A 25-foot-tall sculpture inspired by Grant Woods iconic painting American Gothic will stand guard in Dow AgroSciences Celebration Park during the Great Indiana State Fair, Aug. 6 22.
God Bless America, which has traveled to Chicago, Florida, Arizona and New York, will feature the well-known farmer with his pitchfork and daughter by his side. The sculpture, installed July 26 with the help of giant cranes, is a reminder of the nations agricultural roots.
This piece of public art is a great opportunity for our visitors to capture a unique moment at the fair, Cindy Hoye, the State Fairs executive director, said. Were also hopeful that it will inspire conversation about the evolution of contemporary production agriculture.
Artist J. Seward Johnson said his work is also intended to help viewers look back and reexamine what theyve learned since the couple in the painting first became icons and how public understanding may have shifted since then.
We accept them as icons, but as an artist I want to ask another question such as, would they be embraced the same way if they came to us today? said Johnson in a prepared statement.

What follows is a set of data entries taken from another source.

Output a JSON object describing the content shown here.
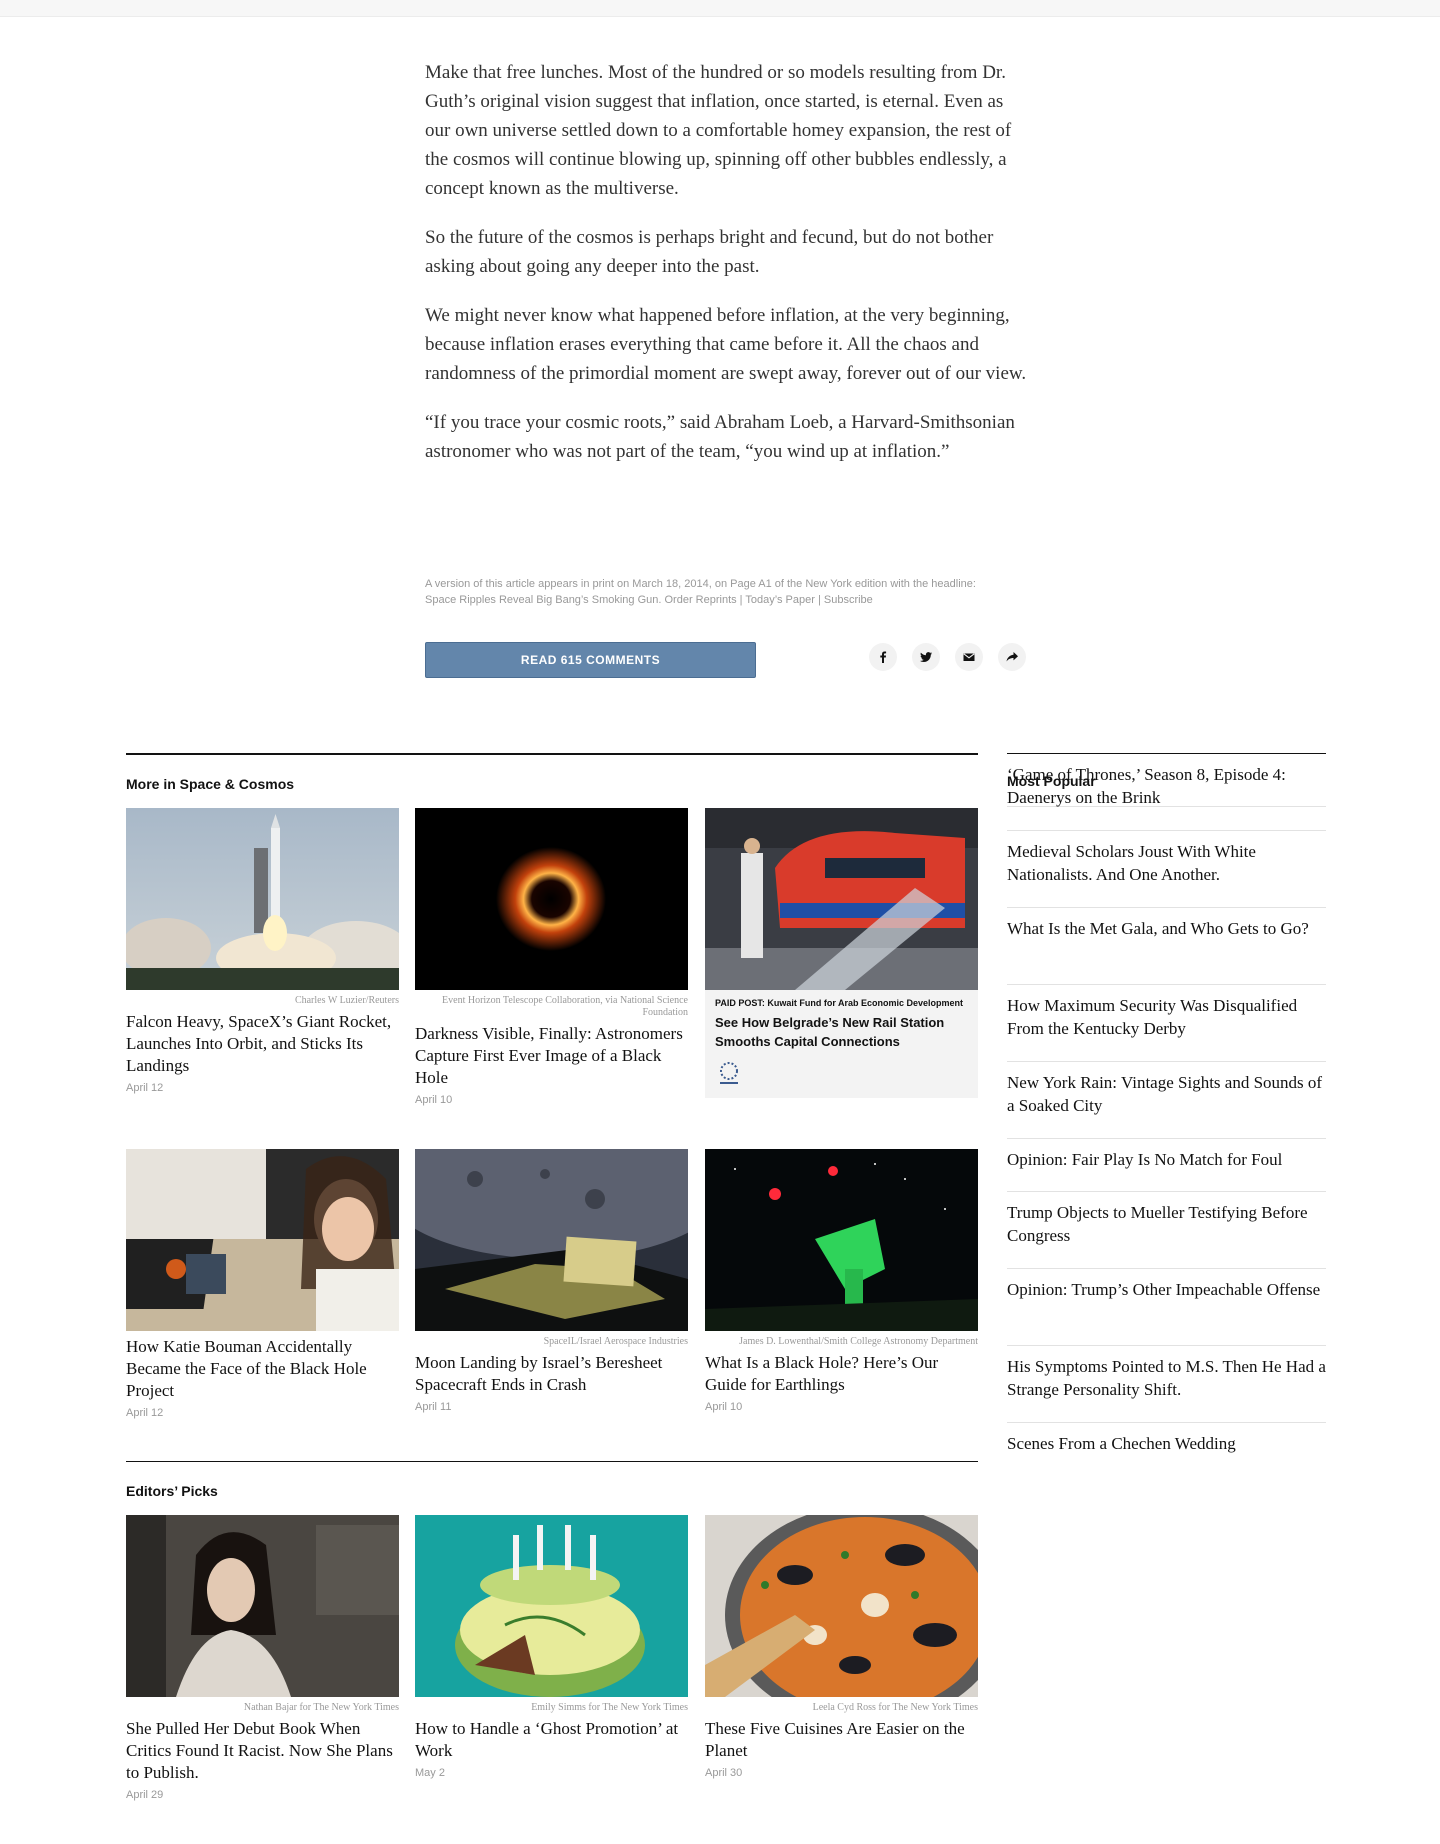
{
  "article": {
    "paragraphs": [
      "Make that free lunches. Most of the hundred or so models resulting from Dr. Guth’s original vision suggest that inflation, once started, is eternal. Even as our own universe settled down to a comfortable homey expansion, the rest of the cosmos will continue blowing up, spinning off other bubbles endlessly, a concept known as the multiverse.",
      "So the future of the cosmos is perhaps bright and fecund, but do not bother asking about going any deeper into the past.",
      "We might never know what happened before inflation, at the very beginning, because inflation erases everything that came before it. All the chaos and randomness of the primordial moment are swept away, forever out of our view.",
      "“If you trace your cosmic roots,” said Abraham Loeb, a Harvard-Smithsonian astronomer who was not part of the team, “you wind up at inflation.”"
    ],
    "print_line_1": "A version of this article appears in print on March 18, 2014, on Page A1 of the New York edition with the headline:",
    "print_line_2": "Space Ripples Reveal Big Bang’s Smoking Gun. Order Reprints | Today’s Paper | Subscribe",
    "comments_button": "READ 615 COMMENTS"
  },
  "share": [
    "facebook-icon",
    "twitter-icon",
    "email-icon",
    "share-icon"
  ],
  "more_in_space": {
    "title": "More in Space & Cosmos",
    "cards": [
      {
        "credit": "Charles W Luzier/Reuters",
        "headline": "Falcon Heavy, SpaceX’s Giant Rocket, Launches Into Orbit, and Sticks Its Landings",
        "date": "April 12"
      },
      {
        "credit": "Event Horizon Telescope Collaboration, via National Science Foundation",
        "headline": "Darkness Visible, Finally: Astronomers Capture First Ever Image of a Black Hole",
        "date": "April 10"
      },
      {
        "credit": "",
        "headline": "How Katie Bouman Accidentally Became the Face of the Black Hole Project",
        "date": "April 12"
      },
      {
        "credit": "SpaceIL/Israel Aerospace Industries",
        "headline": "Moon Landing by Israel’s Beresheet Spacecraft Ends in Crash",
        "date": "April 11"
      },
      {
        "credit": "James D. Lowenthal/Smith College Astronomy Department",
        "headline": "What Is a Black Hole? Here’s Our Guide for Earthlings",
        "date": "April 10"
      }
    ],
    "paid_post": {
      "label": "PAID POST: Kuwait Fund for Arab Economic Development",
      "headline": "See How Belgrade’s New Rail Station Smooths Capital Connections"
    }
  },
  "editors_picks": {
    "title": "Editors’ Picks",
    "cards": [
      {
        "credit": "Nathan Bajar for The New York Times",
        "headline": "She Pulled Her Debut Book When Critics Found It Racist. Now She Plans to Publish.",
        "date": "April 29"
      },
      {
        "credit": "Emily Simms for The New York Times",
        "headline": "How to Handle a ‘Ghost Promotion’ at Work",
        "date": "May 2"
      },
      {
        "credit": "Leela Cyd Ross for The New York Times",
        "headline": "These Five Cuisines Are Easier on the Planet",
        "date": "April 30"
      }
    ]
  },
  "most_popular": {
    "title": "Most Popular",
    "items": [
      "‘Game of Thrones,’ Season 8, Episode 4: Daenerys on the Brink",
      "Medieval Scholars Joust With White Nationalists. And One Another.",
      "What Is the Met Gala, and Who Gets to Go?",
      "How Maximum Security Was Disqualified From the Kentucky Derby",
      "New York Rain: Vintage Sights and Sounds of a Soaked City",
      "Opinion: Fair Play Is No Match for Foul",
      "Trump Objects to Mueller Testifying Before Congress",
      "Opinion: Trump’s Other Impeachable Offense",
      "His Symptoms Pointed to M.S. Then He Had a Strange Personality Shift.",
      "Scenes From a Chechen Wedding"
    ]
  },
  "colors": {
    "comments_button": "#6386ab",
    "rule": "#121212",
    "muted": "#999999"
  }
}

Would we view them with more cynicism or can we still see purity at this stage of our social maturity?
The sculpture is on loan from The Sculpture Foundation, a not-forprofit that encourages the placement and sharing of public art.
One key purpose for public art is to initiate dialogue within communities, said The Sculpture Foundations Director Paula Stoeke. Seward Johnsons work is provocative in its very presence, and should turn heads as well as start conversations.
The Indiana State Fair
is the state's largest multi-day event attracting more than 900,000 people annually. Nationally recognized for offering the best in entertainment, showcasing youth, interactive agriculture education programs, premiere facilities and a variety of unique, fun foods, the Indiana State Fair is an annual tradition for generations of Hoosiers.